A domestic suspense debut about a young couple and their apparently friendly neighbors—a twisty, rollercoaster ride of lies, betrayal, and the secrets between husbands and wives. . .
Anne and Marco Conti seem to have it all—a loving relationship, a wonderful home, and their beautiful baby, Cora. But one night when they are at a dinner party next door, a terrible crime is committed. Suspicion immediately focuses on the parents. But the truth is a much more complicated story.
Inside the curtained house, an unsettling account of what actually happened unfolds. Detective Rasbach knows that the panicked couple is hiding something. Both Anne and Marco soon discover that the other is keeping secrets, secrets they’ve kept for years.
What follows is the nerve-racking unraveling of a family—a chilling tale of deception, duplicity, and unfaithfulness that will keep you breathless until the final shocking twist.
I read this in two servings. It dished up compelling characters, twists, surprises and ultimately an ending I loved…!! No spoilers here, but I seriously found this domestic thriller believable and creepy enough to keep us reading without resorting to gore or cheap violence. I really appreciated that because this story is about a baby being kidnapped and who doesn’t hear about such things without a slow churn in the stomach of how horrible would that be?

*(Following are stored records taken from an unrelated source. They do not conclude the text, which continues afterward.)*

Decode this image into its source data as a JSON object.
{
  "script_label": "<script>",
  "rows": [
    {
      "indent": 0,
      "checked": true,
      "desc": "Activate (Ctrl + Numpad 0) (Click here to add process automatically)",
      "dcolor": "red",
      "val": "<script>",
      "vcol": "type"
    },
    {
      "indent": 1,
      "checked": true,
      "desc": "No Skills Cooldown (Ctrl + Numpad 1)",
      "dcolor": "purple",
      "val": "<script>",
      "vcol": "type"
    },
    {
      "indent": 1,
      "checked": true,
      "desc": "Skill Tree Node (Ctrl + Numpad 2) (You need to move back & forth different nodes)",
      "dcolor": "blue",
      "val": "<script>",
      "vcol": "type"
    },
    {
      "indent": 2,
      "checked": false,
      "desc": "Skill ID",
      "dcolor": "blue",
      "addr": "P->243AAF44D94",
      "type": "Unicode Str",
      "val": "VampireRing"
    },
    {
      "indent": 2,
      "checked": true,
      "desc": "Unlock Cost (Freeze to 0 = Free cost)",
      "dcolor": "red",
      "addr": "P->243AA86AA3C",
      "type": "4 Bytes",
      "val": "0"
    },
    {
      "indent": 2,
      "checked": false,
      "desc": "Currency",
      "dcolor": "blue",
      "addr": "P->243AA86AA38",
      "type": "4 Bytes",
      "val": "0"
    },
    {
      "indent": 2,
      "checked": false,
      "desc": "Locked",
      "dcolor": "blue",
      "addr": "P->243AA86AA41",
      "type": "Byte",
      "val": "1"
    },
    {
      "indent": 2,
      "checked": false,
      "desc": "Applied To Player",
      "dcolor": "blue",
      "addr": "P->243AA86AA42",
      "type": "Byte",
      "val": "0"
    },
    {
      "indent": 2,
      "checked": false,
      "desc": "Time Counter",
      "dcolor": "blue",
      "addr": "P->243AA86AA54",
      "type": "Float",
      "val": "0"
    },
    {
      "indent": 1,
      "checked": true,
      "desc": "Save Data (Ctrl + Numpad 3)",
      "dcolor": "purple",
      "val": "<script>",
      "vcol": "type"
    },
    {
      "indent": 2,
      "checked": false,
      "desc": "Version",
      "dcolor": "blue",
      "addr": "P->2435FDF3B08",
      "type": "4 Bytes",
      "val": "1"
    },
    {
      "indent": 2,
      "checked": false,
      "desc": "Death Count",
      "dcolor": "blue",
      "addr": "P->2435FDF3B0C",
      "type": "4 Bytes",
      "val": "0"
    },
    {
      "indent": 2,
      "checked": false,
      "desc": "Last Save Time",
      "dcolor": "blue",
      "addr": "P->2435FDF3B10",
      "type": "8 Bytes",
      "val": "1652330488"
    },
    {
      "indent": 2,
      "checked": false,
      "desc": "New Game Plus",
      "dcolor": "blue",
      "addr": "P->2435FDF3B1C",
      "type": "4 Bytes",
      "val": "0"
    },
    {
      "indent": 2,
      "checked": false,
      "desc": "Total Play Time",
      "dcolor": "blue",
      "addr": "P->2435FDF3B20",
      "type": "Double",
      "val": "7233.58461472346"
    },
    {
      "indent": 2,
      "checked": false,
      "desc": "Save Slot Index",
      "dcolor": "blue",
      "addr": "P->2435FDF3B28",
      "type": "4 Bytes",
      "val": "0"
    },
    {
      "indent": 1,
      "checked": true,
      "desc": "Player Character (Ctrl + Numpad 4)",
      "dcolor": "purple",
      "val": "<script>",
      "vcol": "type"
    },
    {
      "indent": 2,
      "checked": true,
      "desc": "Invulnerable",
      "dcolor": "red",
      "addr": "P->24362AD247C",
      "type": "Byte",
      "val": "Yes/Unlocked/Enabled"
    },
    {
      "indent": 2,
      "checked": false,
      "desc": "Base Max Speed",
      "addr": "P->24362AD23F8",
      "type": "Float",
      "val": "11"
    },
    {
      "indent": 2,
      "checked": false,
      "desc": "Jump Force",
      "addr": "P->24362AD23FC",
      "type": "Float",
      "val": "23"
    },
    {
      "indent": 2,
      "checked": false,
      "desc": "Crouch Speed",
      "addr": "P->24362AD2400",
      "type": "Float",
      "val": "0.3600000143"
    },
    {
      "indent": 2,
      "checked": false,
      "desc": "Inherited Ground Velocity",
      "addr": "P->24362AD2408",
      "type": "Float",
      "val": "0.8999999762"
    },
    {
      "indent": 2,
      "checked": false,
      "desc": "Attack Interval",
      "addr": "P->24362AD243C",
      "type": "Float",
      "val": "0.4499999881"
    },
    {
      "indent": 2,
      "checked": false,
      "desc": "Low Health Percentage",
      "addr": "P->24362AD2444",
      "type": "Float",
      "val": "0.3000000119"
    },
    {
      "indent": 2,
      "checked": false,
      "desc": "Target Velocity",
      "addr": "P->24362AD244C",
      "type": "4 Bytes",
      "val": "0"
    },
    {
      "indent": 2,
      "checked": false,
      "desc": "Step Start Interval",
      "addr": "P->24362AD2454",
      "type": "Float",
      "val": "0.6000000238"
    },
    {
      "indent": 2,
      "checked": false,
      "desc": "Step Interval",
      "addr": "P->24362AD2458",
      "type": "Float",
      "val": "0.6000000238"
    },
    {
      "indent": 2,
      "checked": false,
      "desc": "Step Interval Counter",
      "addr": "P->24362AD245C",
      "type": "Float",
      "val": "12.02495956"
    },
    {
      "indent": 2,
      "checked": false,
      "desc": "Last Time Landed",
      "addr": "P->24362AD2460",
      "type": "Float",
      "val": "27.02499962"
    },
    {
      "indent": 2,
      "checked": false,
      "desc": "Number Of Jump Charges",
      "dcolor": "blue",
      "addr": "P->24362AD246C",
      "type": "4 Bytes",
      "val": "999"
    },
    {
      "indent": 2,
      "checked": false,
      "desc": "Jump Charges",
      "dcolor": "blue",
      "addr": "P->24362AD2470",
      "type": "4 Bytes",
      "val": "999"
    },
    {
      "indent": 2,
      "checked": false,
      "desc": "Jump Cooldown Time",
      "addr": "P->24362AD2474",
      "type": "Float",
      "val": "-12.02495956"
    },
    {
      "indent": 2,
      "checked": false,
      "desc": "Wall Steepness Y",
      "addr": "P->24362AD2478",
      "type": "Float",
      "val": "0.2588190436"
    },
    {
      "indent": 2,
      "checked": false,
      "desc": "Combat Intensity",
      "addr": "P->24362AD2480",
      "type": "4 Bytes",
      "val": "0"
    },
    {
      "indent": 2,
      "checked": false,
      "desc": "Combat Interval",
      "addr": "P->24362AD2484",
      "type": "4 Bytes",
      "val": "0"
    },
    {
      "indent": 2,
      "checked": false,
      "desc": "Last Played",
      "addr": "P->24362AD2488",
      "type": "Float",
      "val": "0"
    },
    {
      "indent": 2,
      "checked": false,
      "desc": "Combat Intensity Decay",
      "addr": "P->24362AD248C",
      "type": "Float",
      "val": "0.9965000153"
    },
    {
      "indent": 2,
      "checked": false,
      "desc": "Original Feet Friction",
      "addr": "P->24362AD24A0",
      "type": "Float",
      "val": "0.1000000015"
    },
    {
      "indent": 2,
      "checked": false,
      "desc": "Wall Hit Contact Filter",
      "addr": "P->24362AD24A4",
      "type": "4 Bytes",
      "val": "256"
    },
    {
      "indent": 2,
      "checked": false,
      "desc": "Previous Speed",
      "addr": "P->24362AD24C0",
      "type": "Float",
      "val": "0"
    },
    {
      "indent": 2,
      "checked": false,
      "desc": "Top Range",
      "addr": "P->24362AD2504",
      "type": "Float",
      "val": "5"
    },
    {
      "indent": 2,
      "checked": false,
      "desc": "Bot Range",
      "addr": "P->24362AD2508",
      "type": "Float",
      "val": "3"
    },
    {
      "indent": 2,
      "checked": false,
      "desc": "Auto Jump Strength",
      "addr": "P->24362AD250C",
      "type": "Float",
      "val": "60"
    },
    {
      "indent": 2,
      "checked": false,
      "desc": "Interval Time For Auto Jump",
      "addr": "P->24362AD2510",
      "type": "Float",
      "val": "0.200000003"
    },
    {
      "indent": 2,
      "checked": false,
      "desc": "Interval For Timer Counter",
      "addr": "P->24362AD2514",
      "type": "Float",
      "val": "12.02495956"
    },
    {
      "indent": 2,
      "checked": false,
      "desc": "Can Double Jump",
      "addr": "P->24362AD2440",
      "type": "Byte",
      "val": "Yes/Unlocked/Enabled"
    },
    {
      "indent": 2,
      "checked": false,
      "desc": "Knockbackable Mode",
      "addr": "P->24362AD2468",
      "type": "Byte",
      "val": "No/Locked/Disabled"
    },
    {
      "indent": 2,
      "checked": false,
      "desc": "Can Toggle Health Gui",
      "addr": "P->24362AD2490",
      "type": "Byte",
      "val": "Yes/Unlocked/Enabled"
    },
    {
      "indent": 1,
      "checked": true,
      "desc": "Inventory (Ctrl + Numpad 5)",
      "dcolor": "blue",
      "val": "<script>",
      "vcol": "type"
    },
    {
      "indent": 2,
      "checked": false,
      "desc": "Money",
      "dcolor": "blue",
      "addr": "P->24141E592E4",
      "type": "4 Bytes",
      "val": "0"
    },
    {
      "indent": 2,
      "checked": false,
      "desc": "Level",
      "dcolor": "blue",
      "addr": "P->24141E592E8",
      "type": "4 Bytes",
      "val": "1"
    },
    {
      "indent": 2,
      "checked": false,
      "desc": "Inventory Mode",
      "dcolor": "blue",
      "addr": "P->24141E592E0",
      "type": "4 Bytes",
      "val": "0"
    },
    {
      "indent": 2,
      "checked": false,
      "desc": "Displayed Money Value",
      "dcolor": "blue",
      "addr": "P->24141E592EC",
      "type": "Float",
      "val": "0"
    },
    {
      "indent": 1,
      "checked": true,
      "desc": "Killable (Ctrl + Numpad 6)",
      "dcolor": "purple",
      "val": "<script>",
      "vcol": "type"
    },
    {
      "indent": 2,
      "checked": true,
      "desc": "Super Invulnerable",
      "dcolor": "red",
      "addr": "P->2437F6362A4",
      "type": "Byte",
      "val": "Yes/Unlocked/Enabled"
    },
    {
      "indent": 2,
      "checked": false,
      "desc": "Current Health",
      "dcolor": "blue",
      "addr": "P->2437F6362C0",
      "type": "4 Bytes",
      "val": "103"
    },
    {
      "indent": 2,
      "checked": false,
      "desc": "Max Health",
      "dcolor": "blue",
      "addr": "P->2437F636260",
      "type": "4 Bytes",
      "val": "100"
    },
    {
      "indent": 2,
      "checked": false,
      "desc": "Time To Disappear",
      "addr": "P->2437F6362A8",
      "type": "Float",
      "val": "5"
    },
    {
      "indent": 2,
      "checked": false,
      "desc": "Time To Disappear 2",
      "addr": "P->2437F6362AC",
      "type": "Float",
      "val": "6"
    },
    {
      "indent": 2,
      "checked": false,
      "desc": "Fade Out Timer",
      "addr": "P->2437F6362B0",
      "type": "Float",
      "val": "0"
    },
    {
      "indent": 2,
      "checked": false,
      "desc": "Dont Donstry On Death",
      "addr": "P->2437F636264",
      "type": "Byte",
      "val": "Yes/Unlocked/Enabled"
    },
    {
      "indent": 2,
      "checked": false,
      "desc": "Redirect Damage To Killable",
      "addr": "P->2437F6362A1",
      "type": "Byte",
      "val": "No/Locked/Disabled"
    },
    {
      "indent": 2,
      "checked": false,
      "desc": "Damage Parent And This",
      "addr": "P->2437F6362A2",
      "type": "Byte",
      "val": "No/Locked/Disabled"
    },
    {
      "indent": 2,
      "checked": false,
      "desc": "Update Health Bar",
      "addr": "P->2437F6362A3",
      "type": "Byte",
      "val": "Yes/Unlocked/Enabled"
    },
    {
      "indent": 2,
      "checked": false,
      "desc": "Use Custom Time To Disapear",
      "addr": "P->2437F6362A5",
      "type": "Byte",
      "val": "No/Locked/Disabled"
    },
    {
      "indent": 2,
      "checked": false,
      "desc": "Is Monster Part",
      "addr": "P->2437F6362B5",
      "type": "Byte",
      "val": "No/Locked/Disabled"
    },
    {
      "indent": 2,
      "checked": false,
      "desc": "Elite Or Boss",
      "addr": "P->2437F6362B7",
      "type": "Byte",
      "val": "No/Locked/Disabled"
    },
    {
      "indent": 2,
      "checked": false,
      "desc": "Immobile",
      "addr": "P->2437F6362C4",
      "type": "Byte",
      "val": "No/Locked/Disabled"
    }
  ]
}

I liked how we switch between different narrators to unfurl the twists. It’s a lot about lies and what we hide from our closest ones. And the couple who live next door, Cynthia and Graham are great characters, as were the Contis – increasingly on the brink, Anne and Marco epitomise that couple who start out so strong and half fall apart when they have a baby. It felt very real.
The only tiny thing that felt a little weird was that the setting and language the characters used seemed more realistic for London than New York and I wonder if originally this was written with a different setting and then changed to sell to the US market? Or maybe I’m reading into it too much.
Shari Lapena certainly had me glued to the pages and reading as fast as I read Gone Girl and The Girl on the Train.
After 16 years in Paris, and living in 6 other countries prior, Lizzie Harwood has now moved to Sweden with her French husband, two girls, and angora stray, Goldie. When she isn’t escorting her wayward children to further their education (asking them to please stop meowing on the subway due to their claim to be ‘part cat’)… she writes memoir, women’s fiction, psychological suspense, and family life fiction. She is also an editor/writing coach to some incredible peeps around the world. Visit editordeluxe.com and lizzieharwoodbooks.com for more.